■ WHAT IS BEING ASKED:
Could you retype every entry below exactly as written?

= Beginning of Section =

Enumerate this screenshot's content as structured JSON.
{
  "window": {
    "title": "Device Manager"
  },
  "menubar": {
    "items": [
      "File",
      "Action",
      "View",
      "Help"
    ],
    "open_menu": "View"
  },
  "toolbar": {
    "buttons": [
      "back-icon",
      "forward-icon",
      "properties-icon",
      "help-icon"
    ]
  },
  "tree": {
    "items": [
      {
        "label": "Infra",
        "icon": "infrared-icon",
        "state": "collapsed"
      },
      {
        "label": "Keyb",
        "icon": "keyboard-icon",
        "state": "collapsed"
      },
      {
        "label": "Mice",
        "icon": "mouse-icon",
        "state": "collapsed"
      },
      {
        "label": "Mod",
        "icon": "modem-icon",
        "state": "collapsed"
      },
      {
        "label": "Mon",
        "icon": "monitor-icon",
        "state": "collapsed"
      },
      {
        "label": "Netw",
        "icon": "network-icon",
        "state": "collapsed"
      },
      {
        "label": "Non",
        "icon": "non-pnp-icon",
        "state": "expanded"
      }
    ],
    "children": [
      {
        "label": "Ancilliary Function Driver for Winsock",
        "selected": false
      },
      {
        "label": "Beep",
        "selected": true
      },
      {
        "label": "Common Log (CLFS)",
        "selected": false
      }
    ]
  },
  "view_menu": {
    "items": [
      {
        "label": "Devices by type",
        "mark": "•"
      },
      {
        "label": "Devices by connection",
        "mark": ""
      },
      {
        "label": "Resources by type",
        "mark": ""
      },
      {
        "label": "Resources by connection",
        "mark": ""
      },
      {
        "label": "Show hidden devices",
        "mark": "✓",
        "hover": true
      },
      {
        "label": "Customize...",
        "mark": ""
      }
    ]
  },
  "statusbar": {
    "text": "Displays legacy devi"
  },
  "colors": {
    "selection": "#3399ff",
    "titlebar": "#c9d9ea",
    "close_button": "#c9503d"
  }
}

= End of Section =

■ EXERCISE RESPONSE:
Enumerate this screenshot's content as structured JSON.
{
  "window": {
    "title": "Device Manager"
  },
  "menubar": {
    "items": [
      "File",
      "Action",
      "View",
      "Help"
    ],
    "open_menu": "View"
  },
  "toolbar": {
    "buttons": [
      "back-icon",
      "forward-icon",
      "properties-icon",
      "help-icon"
    ]
  },
  "tree": {
    "items": [
      {
        "label": "Infra",
        "icon": "infrared-icon",
        "state": "collapsed"
      },
      {
        "label": "Keyb",
        "icon": "keyboard-icon",
        "state": "collapsed"
      },
      {
        "label": "Mice",
        "icon": "mouse-icon",
        "state": "collapsed"
      },
      {
        "label": "Mod",
        "icon": "modem-icon",
        "state": "collapsed"
      },
      {
        "label": "Mon",
        "icon": "monitor-icon",
        "state": "collapsed"
      },
      {
        "label": "Netw",
        "icon": "network-icon",
        "state": "collapsed"
      },
      {
        "label": "Non",
        "icon": "non-pnp-icon",
        "state": "expanded"
      }
    ],
    "children": [
      {
        "label": "Ancilliary Function Driver for Winsock",
        "selected": false
      },
      {
        "label": "Beep",
        "selected": true
      },
      {
        "label": "Common Log (CLFS)",
        "selected": false
      }
    ]
  },
  "view_menu": {
    "items": [
      {
        "label": "Devices by type",
        "mark": "•"
      },
      {
        "label": "Devices by connection",
        "mark": ""
      },
      {
        "label": "Resources by type",
        "mark": ""
      },
      {
        "label": "Resources by connection",
        "mark": ""
      },
      {
        "label": "Show hidden devices",
        "mark": "✓",
        "hover": true
      },
      {
        "label": "Customize...",
        "mark": ""
      }
    ]
  },
  "statusbar": {
    "text": "Displays legacy devi"
  },
  "colors": {
    "selection": "#3399ff",
    "titlebar": "#c9d9ea",
    "close_button": "#c9503d"
  }
}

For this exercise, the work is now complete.